Every line below should be repeated exactly.

--- Data records ---
-- -- --

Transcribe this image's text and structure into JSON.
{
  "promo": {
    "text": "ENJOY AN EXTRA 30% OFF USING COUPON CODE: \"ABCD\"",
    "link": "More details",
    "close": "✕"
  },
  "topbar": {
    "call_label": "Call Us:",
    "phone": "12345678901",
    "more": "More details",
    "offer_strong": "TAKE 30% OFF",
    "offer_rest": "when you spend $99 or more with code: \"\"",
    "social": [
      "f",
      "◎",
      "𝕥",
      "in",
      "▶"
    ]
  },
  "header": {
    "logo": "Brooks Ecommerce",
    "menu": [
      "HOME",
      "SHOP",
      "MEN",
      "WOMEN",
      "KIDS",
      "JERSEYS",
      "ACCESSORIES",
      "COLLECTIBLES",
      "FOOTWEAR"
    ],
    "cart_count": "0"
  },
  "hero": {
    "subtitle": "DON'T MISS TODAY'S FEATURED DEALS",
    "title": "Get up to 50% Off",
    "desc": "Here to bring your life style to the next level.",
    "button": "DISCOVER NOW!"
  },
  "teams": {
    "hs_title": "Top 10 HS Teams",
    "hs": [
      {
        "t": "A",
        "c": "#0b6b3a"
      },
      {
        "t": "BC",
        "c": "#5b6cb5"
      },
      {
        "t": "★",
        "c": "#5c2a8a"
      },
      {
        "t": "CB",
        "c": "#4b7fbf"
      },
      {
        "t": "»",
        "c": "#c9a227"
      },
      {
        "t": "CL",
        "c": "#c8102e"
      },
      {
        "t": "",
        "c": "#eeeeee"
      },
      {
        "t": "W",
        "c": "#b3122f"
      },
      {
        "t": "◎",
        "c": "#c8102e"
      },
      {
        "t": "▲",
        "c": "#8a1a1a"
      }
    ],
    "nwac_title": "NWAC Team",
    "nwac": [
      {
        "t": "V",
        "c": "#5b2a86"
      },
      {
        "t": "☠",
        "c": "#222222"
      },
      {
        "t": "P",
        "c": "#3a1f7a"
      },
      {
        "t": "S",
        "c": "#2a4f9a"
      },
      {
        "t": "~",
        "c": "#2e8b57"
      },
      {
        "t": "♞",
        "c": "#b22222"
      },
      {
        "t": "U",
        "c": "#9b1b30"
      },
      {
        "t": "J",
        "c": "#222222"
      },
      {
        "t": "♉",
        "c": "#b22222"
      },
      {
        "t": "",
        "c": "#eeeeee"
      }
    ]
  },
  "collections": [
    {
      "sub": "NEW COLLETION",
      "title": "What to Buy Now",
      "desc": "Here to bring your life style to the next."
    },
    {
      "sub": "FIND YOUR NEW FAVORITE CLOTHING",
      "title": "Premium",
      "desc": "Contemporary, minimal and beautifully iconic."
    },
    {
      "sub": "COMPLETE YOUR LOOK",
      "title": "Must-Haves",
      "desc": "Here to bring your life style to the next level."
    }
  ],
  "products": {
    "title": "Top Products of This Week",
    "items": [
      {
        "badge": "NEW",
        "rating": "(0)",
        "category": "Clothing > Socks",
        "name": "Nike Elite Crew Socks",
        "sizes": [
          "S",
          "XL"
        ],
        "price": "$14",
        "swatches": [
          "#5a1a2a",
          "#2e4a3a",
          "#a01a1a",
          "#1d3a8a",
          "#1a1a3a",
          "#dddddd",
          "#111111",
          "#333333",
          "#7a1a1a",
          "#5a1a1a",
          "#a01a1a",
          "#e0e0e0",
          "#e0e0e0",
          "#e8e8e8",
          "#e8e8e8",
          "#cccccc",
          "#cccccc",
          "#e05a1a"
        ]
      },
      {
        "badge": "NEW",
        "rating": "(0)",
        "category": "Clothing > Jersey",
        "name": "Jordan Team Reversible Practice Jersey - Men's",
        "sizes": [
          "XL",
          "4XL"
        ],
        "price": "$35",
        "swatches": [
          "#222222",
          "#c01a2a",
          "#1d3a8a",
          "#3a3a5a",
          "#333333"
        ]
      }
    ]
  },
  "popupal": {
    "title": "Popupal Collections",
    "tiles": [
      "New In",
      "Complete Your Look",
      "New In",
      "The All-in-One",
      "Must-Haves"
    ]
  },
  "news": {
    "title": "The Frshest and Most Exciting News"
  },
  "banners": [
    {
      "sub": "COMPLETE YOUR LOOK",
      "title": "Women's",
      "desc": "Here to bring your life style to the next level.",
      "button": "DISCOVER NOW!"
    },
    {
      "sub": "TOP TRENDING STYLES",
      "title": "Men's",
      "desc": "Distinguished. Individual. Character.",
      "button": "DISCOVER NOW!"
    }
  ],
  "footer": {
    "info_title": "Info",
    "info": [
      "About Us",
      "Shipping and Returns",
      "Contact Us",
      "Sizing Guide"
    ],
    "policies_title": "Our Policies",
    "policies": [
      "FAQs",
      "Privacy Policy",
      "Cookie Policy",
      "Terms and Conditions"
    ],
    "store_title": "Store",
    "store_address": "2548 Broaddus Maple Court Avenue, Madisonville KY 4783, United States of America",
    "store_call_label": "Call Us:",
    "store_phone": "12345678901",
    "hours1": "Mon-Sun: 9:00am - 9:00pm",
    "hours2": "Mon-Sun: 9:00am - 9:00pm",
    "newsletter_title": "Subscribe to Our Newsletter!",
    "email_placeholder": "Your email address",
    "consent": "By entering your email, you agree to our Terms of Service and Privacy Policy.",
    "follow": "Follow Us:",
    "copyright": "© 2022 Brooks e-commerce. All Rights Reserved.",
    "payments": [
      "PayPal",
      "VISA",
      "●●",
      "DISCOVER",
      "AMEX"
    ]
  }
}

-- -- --

--- Answer to this task ---
Transcribe this image's text and structure into JSON.
{
  "promo": {
    "text": "ENJOY AN EXTRA 30% OFF USING COUPON CODE: \"ABCD\"",
    "link": "More details",
    "close": "✕"
  },
  "topbar": {
    "call_label": "Call Us:",
    "phone": "12345678901",
    "more": "More details",
    "offer_strong": "TAKE 30% OFF",
    "offer_rest": "when you spend $99 or more with code: \"\"",
    "social": [
      "f",
      "◎",
      "𝕥",
      "in",
      "▶"
    ]
  },
  "header": {
    "logo": "Brooks Ecommerce",
    "menu": [
      "HOME",
      "SHOP",
      "MEN",
      "WOMEN",
      "KIDS",
      "JERSEYS",
      "ACCESSORIES",
      "COLLECTIBLES",
      "FOOTWEAR"
    ],
    "cart_count": "0"
  },
  "hero": {
    "subtitle": "DON'T MISS TODAY'S FEATURED DEALS",
    "title": "Get up to 50% Off",
    "desc": "Here to bring your life style to the next level.",
    "button": "DISCOVER NOW!"
  },
  "teams": {
    "hs_title": "Top 10 HS Teams",
    "hs": [
      {
        "t": "A",
        "c": "#0b6b3a"
      },
      {
        "t": "BC",
        "c": "#5b6cb5"
      },
      {
        "t": "★",
        "c": "#5c2a8a"
      },
      {
        "t": "CB",
        "c": "#4b7fbf"
      },
      {
        "t": "»",
        "c": "#c9a227"
      },
      {
        "t": "CL",
        "c": "#c8102e"
      },
      {
        "t": "",
        "c": "#eeeeee"
      },
      {
        "t": "W",
        "c": "#b3122f"
      },
      {
        "t": "◎",
        "c": "#c8102e"
      },
      {
        "t": "▲",
        "c": "#8a1a1a"
      }
    ],
    "nwac_title": "NWAC Team",
    "nwac": [
      {
        "t": "V",
        "c": "#5b2a86"
      },
      {
        "t": "☠",
        "c": "#222222"
      },
      {
        "t": "P",
        "c": "#3a1f7a"
      },
      {
        "t": "S",
        "c": "#2a4f9a"
      },
      {
        "t": "~",
        "c": "#2e8b57"
      },
      {
        "t": "♞",
        "c": "#b22222"
      },
      {
        "t": "U",
        "c": "#9b1b30"
      },
      {
        "t": "J",
        "c": "#222222"
      },
      {
        "t": "♉",
        "c": "#b22222"
      },
      {
        "t": "",
        "c": "#eeeeee"
      }
    ]
  },
  "collections": [
    {
      "sub": "NEW COLLETION",
      "title": "What to Buy Now",
      "desc": "Here to bring your life style to the next."
    },
    {
      "sub": "FIND YOUR NEW FAVORITE CLOTHING",
      "title": "Premium",
      "desc": "Contemporary, minimal and beautifully iconic."
    },
    {
      "sub": "COMPLETE YOUR LOOK",
      "title": "Must-Haves",
      "desc": "Here to bring your life style to the next level."
    }
  ],
  "products": {
    "title": "Top Products of This Week",
    "items": [
      {
        "badge": "NEW",
        "rating": "(0)",
        "category": "Clothing > Socks",
        "name": "Nike Elite Crew Socks",
        "sizes": [
          "S",
          "XL"
        ],
        "price": "$14",
        "swatches": [
          "#5a1a2a",
          "#2e4a3a",
          "#a01a1a",
          "#1d3a8a",
          "#1a1a3a",
          "#dddddd",
          "#111111",
          "#333333",
          "#7a1a1a",
          "#5a1a1a",
          "#a01a1a",
          "#e0e0e0",
          "#e0e0e0",
          "#e8e8e8",
          "#e8e8e8",
          "#cccccc",
          "#cccccc",
          "#e05a1a"
        ]
      },
      {
        "badge": "NEW",
        "rating": "(0)",
        "category": "Clothing > Jersey",
        "name": "Jordan Team Reversible Practice Jersey - Men's",
        "sizes": [
          "XL",
          "4XL"
        ],
        "price": "$35",
        "swatches": [
          "#222222",
          "#c01a2a",
          "#1d3a8a",
          "#3a3a5a",
          "#333333"
        ]
      }
    ]
  },
  "popupal": {
    "title": "Popupal Collections",
    "tiles": [
      "New In",
      "Complete Your Look",
      "New In",
      "The All-in-One",
      "Must-Haves"
    ]
  },
  "news": {
    "title": "The Frshest and Most Exciting News"
  },
  "banners": [
    {
      "sub": "COMPLETE YOUR LOOK",
      "title": "Women's",
      "desc": "Here to bring your life style to the next level.",
      "button": "DISCOVER NOW!"
    },
    {
      "sub": "TOP TRENDING STYLES",
      "title": "Men's",
      "desc": "Distinguished. Individual. Character.",
      "button": "DISCOVER NOW!"
    }
  ],
  "footer": {
    "info_title": "Info",
    "info": [
      "About Us",
      "Shipping and Returns",
      "Contact Us",
      "Sizing Guide"
    ],
    "policies_title": "Our Policies",
    "policies": [
      "FAQs",
      "Privacy Policy",
      "Cookie Policy",
      "Terms and Conditions"
    ],
    "store_title": "Store",
    "store_address": "2548 Broaddus Maple Court Avenue, Madisonville KY 4783, United States of America",
    "store_call_label": "Call Us:",
    "store_phone": "12345678901",
    "hours1": "Mon-Sun: 9:00am - 9:00pm",
    "hours2": "Mon-Sun: 9:00am - 9:00pm",
    "newsletter_title": "Subscribe to Our Newsletter!",
    "email_placeholder": "Your email address",
    "consent": "By entering your email, you agree to our Terms of Service and Privacy Policy.",
    "follow": "Follow Us:",
    "copyright": "© 2022 Brooks e-commerce. All Rights Reserved.",
    "payments": [
      "PayPal",
      "VISA",
      "●●",
      "DISCOVER",
      "AMEX"
    ]
  }
}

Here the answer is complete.